▸ **WORK ITEM**:
Within the data beneath, some lines may hold the word "screenshot". Give the number of those lines and nothing else.

▸ **RECORDS SUPPLIED**:
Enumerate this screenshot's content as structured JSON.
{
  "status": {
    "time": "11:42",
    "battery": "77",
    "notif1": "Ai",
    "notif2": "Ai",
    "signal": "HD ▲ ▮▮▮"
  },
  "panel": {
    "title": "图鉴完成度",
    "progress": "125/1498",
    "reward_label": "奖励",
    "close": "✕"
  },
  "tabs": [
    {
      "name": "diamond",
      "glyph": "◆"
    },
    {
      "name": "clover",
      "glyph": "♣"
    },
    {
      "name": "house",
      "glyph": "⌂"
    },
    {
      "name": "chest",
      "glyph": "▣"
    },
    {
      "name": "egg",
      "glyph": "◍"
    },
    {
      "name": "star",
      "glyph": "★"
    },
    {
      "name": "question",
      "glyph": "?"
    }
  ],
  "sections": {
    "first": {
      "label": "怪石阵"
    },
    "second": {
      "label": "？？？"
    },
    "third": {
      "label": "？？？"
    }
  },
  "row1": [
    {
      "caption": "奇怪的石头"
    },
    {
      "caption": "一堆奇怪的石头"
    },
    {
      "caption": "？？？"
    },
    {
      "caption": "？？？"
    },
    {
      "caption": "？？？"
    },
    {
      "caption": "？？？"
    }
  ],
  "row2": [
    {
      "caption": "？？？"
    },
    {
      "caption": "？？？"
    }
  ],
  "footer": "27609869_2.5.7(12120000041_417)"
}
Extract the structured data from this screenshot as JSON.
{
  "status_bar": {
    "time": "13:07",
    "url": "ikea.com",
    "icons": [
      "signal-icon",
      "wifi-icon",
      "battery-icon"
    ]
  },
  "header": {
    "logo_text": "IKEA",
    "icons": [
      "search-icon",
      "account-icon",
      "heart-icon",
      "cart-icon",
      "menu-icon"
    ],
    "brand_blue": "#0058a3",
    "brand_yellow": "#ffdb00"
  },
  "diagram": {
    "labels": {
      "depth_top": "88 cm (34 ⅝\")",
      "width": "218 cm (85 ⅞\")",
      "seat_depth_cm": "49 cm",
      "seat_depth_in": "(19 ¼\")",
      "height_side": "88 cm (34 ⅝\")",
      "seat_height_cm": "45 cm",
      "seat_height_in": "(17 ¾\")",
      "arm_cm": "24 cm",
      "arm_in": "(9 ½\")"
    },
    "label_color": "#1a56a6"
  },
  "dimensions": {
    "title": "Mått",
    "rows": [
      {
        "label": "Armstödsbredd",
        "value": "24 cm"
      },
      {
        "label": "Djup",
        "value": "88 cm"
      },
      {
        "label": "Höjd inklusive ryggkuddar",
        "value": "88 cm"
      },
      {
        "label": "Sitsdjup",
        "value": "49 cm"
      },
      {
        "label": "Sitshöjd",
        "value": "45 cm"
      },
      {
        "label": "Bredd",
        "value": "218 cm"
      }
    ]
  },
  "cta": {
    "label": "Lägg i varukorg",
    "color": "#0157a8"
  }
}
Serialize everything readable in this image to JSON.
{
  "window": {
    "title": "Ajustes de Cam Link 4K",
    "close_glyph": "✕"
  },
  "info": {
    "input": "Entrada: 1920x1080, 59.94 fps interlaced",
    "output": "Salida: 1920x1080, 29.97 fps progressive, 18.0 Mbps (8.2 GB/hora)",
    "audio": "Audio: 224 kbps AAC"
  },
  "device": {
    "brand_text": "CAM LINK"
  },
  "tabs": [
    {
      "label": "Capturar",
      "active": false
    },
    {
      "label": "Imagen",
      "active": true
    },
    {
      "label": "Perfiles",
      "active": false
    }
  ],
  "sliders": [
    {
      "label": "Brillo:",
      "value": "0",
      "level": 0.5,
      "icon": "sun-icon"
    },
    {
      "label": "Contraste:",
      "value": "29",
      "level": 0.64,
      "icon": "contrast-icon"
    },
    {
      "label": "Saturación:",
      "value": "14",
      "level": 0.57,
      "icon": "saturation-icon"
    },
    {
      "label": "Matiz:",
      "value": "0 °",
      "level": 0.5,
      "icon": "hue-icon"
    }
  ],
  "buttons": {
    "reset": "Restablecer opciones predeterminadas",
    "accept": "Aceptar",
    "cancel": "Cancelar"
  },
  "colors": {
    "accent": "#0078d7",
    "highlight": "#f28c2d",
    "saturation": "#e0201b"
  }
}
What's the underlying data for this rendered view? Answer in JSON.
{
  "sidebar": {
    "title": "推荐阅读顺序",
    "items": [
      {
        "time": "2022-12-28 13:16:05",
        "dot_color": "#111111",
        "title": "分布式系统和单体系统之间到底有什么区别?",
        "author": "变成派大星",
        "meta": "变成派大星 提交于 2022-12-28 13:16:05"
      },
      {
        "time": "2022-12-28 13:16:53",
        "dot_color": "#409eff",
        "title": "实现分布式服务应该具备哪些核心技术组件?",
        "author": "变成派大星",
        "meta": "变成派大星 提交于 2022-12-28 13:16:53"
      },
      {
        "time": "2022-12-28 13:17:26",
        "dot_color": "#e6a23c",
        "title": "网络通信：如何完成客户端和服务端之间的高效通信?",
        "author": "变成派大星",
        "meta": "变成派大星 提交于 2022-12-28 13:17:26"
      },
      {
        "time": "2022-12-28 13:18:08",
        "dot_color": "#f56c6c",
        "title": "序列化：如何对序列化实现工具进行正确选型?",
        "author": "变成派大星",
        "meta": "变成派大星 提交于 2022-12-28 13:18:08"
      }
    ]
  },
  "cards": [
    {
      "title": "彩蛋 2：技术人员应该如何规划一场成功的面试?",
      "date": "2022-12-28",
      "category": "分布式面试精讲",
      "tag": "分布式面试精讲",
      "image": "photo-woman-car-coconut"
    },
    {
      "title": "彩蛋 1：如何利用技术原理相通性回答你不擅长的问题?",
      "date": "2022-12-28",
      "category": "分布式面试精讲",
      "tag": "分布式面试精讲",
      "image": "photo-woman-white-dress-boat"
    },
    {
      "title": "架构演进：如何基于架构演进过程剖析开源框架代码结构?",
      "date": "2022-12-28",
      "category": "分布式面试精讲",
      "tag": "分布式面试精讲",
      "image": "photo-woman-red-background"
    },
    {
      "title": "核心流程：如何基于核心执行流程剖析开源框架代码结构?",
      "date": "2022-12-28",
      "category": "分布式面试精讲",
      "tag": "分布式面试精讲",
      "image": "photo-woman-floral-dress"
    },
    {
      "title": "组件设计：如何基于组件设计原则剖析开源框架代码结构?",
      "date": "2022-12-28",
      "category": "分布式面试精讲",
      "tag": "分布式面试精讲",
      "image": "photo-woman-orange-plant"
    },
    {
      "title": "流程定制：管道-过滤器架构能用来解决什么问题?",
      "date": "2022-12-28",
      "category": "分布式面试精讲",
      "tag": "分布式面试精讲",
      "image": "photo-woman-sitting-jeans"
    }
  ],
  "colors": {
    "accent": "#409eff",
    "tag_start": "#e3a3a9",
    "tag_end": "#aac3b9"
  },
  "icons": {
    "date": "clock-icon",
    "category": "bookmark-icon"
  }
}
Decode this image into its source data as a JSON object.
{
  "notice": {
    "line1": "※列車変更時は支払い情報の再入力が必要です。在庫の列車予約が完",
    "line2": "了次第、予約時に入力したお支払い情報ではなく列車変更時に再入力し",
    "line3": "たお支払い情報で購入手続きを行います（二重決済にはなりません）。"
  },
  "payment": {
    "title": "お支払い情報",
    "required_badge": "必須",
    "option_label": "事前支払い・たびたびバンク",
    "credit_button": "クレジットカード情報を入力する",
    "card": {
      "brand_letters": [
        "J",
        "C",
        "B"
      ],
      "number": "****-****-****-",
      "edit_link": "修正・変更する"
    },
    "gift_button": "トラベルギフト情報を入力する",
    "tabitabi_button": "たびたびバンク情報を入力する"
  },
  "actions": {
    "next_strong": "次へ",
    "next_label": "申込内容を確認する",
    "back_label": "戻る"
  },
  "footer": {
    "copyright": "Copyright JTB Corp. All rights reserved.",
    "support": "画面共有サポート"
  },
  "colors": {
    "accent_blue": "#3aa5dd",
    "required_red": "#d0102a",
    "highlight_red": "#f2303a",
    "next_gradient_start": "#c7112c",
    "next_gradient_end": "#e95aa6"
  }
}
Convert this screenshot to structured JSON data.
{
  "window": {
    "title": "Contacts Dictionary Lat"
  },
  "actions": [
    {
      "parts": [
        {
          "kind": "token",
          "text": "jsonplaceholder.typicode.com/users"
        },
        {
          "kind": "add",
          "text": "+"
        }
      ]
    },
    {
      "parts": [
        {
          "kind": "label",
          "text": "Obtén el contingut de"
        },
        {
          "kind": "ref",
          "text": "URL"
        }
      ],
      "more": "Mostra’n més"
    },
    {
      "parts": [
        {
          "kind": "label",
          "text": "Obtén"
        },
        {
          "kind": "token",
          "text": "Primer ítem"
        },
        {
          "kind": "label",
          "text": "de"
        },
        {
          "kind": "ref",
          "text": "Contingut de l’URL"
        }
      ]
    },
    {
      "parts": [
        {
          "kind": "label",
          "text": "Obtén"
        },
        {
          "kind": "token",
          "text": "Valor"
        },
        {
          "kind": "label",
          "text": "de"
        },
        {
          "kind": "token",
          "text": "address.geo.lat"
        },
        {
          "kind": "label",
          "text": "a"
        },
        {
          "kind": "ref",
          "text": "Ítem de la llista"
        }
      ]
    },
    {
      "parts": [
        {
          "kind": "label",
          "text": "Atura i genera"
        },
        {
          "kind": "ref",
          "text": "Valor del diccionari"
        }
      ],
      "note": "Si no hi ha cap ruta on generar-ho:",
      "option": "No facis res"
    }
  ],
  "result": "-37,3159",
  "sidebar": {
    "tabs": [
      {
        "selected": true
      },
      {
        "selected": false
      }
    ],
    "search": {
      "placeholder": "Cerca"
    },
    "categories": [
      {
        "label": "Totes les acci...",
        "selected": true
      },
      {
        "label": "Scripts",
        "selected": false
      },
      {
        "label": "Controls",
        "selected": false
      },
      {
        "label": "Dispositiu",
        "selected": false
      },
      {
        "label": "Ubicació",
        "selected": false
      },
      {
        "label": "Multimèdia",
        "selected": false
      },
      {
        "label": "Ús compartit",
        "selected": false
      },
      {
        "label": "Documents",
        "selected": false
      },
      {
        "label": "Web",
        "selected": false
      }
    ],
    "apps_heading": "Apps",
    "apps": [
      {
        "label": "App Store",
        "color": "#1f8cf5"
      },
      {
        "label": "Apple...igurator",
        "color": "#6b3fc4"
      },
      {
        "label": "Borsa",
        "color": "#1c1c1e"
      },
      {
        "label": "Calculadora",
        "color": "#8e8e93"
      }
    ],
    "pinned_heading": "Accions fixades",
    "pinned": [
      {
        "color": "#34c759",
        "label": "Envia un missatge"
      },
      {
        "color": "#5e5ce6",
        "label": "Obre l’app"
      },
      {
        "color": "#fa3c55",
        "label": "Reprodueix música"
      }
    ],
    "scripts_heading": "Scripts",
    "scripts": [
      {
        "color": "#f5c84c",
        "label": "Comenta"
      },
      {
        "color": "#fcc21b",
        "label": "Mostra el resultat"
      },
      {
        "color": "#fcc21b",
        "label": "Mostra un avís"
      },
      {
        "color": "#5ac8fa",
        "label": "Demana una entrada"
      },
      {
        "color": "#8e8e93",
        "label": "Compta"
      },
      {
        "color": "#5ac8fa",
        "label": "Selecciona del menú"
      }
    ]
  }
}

▸ **RESPONSE AREA**:
3